### Problem statement
Return each line of the listing that has the word "photo" in it.

### Data under study
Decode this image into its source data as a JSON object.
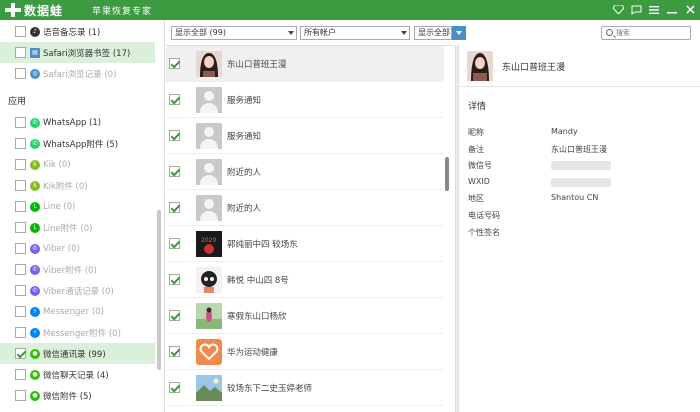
{
  "titlebar": {
    "title": "数据蛙",
    "subtitle": "苹果恢复专家",
    "icons": [
      "diamond-icon",
      "chat-icon",
      "menu-icon",
      "minimize-icon",
      "close-icon"
    ]
  },
  "sidebar": {
    "top_items": [
      {
        "label": "语音备忘录 (1)",
        "icon": "voice-memo-icon",
        "color": "#333333",
        "checked": false,
        "dim": false
      },
      {
        "label": "Safari浏览器书签 (17)",
        "icon": "book-icon",
        "color": "#4a90c8",
        "checked": false,
        "dim": false,
        "selected": true
      },
      {
        "label": "Safari浏览记录 (0)",
        "icon": "safari-icon",
        "color": "#4a90c8",
        "checked": false,
        "dim": true
      }
    ],
    "section_title": "应用",
    "app_items": [
      {
        "label": "WhatsApp (1)",
        "icon": "whatsapp-icon",
        "color": "#25d366",
        "checked": false,
        "dim": false
      },
      {
        "label": "WhatsApp附件 (5)",
        "icon": "whatsapp-icon",
        "color": "#25d366",
        "checked": false,
        "dim": false
      },
      {
        "label": "Kik (0)",
        "icon": "kik-icon",
        "color": "#82bc23",
        "checked": false,
        "dim": true
      },
      {
        "label": "Kik附件 (0)",
        "icon": "kik-icon",
        "color": "#82bc23",
        "checked": false,
        "dim": true
      },
      {
        "label": "Line (0)",
        "icon": "line-icon",
        "color": "#00b900",
        "checked": false,
        "dim": true
      },
      {
        "label": "Line附件 (0)",
        "icon": "line-icon",
        "color": "#00b900",
        "checked": false,
        "dim": true
      },
      {
        "label": "Viber (0)",
        "icon": "viber-icon",
        "color": "#7360f2",
        "checked": false,
        "dim": true
      },
      {
        "label": "Viber附件 (0)",
        "icon": "viber-icon",
        "color": "#7360f2",
        "checked": false,
        "dim": true
      },
      {
        "label": "Viber通话记录 (0)",
        "icon": "viber-icon",
        "color": "#7360f2",
        "checked": false,
        "dim": true
      },
      {
        "label": "Messenger (0)",
        "icon": "messenger-icon",
        "color": "#0084ff",
        "checked": false,
        "dim": true
      },
      {
        "label": "Messenger附件 (0)",
        "icon": "messenger-icon",
        "color": "#0084ff",
        "checked": false,
        "dim": true
      },
      {
        "label": "微信通讯录 (99)",
        "icon": "wechat-icon",
        "color": "#2dc100",
        "checked": true,
        "dim": false,
        "selected": true
      },
      {
        "label": "微信聊天记录 (4)",
        "icon": "wechat-icon",
        "color": "#2dc100",
        "checked": false,
        "dim": false
      },
      {
        "label": "微信附件 (5)",
        "icon": "wechat-icon",
        "color": "#2dc100",
        "checked": false,
        "dim": false
      }
    ]
  },
  "filter": {
    "show_all_select": "显示全部 (99)",
    "account_select": "所有帐户",
    "show_all_button": "显示全部",
    "search_placeholder": "搜索"
  },
  "contacts": [
    {
      "name": "东山口普班王漫",
      "avatar": "photo-girl",
      "checked": true,
      "selected": true
    },
    {
      "name": "服务通知",
      "avatar": "default",
      "checked": true
    },
    {
      "name": "服务通知",
      "avatar": "default",
      "checked": true
    },
    {
      "name": "附近的人",
      "avatar": "default",
      "checked": true
    },
    {
      "name": "附近的人",
      "avatar": "default",
      "checked": true
    },
    {
      "name": "郭纯丽中四 较场东",
      "avatar": "photo-2020",
      "checked": true
    },
    {
      "name": "韩悦 中山四 8号",
      "avatar": "photo-cartoon",
      "checked": true
    },
    {
      "name": "寒假东山口杨欣",
      "avatar": "photo-outdoor",
      "checked": true
    },
    {
      "name": "华为运动健康",
      "avatar": "huawei-health",
      "checked": true
    },
    {
      "name": "较场东下二史玉婷老师",
      "avatar": "photo-landscape",
      "checked": true
    }
  ],
  "detail": {
    "name": "东山口普班王漫",
    "section_title": "详情",
    "fields": [
      {
        "key": "昵称",
        "value": "Mandy"
      },
      {
        "key": "备注",
        "value": "东山口普班王漫"
      },
      {
        "key": "微信号",
        "value": "",
        "redacted": true
      },
      {
        "key": "WXID",
        "value": "",
        "redacted": true
      },
      {
        "key": "地区",
        "value": "Shantou CN"
      },
      {
        "key": "电话号码",
        "value": ""
      },
      {
        "key": "个性签名",
        "value": ""
      }
    ]
  }
}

### Solution for this exercise
      "avatar": "photo-girl",
      "avatar": "photo-2020",
      "avatar": "photo-cartoon",
      "avatar": "photo-outdoor",
      "avatar": "photo-landscape",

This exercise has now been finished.